----- RECORDS FOR THE TASK

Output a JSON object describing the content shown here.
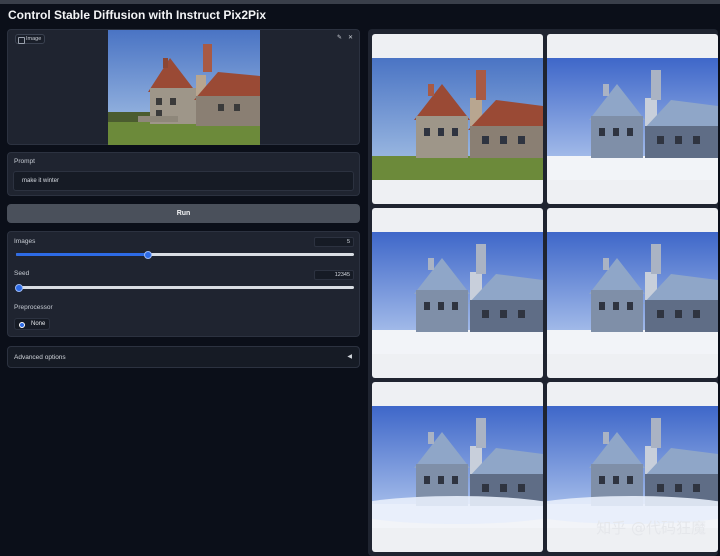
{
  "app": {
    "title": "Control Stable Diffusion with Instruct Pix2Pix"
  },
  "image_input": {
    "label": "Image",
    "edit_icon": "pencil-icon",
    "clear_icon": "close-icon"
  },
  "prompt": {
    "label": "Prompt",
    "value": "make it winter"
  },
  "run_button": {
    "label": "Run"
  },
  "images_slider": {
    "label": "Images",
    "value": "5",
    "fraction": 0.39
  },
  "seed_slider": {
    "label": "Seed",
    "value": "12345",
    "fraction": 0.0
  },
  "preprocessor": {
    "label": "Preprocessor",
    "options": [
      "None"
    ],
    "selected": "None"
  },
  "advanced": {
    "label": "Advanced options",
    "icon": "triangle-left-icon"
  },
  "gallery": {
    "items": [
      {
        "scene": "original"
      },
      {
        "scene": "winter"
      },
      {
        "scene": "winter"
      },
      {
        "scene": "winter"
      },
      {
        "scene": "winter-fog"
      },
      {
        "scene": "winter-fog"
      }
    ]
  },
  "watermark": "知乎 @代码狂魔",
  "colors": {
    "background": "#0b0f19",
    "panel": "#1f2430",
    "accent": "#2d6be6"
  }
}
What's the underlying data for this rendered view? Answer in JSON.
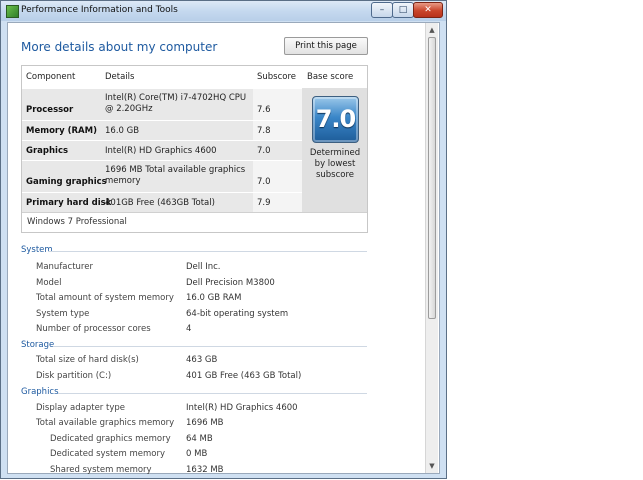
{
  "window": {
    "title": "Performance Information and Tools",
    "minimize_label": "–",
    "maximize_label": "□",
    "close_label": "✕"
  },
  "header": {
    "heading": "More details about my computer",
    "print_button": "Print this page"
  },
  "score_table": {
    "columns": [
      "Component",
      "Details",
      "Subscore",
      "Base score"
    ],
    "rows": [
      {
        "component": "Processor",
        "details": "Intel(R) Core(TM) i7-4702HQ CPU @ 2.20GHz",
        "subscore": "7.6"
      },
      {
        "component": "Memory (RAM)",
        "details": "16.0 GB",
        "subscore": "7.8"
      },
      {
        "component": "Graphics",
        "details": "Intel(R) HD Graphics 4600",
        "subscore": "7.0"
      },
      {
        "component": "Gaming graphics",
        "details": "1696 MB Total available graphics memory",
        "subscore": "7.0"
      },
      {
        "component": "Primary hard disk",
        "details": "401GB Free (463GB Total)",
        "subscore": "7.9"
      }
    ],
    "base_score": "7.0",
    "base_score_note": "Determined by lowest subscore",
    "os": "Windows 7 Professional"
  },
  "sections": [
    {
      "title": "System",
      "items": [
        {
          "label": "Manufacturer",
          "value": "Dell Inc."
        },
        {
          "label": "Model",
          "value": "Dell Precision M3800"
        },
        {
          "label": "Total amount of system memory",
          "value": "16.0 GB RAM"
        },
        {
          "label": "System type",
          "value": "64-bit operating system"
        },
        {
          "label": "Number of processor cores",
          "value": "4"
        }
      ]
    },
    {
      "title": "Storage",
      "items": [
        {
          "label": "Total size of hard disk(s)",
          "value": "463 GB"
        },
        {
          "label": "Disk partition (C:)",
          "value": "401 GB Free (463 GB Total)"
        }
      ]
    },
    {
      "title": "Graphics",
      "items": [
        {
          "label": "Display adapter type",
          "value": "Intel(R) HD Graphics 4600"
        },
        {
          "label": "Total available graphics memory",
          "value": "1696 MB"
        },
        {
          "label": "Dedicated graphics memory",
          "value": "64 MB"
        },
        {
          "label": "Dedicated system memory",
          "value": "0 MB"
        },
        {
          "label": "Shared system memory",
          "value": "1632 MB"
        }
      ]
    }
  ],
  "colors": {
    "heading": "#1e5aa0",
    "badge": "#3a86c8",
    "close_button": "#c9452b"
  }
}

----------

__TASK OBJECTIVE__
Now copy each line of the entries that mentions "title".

__SOLUTION__
    "title": "Control Stable Diffusion with Instruct Pix2Pix"
    "title": "Performance Information and Tools",
      "title": "System",
      "title": "Storage",
      "title": "Graphics",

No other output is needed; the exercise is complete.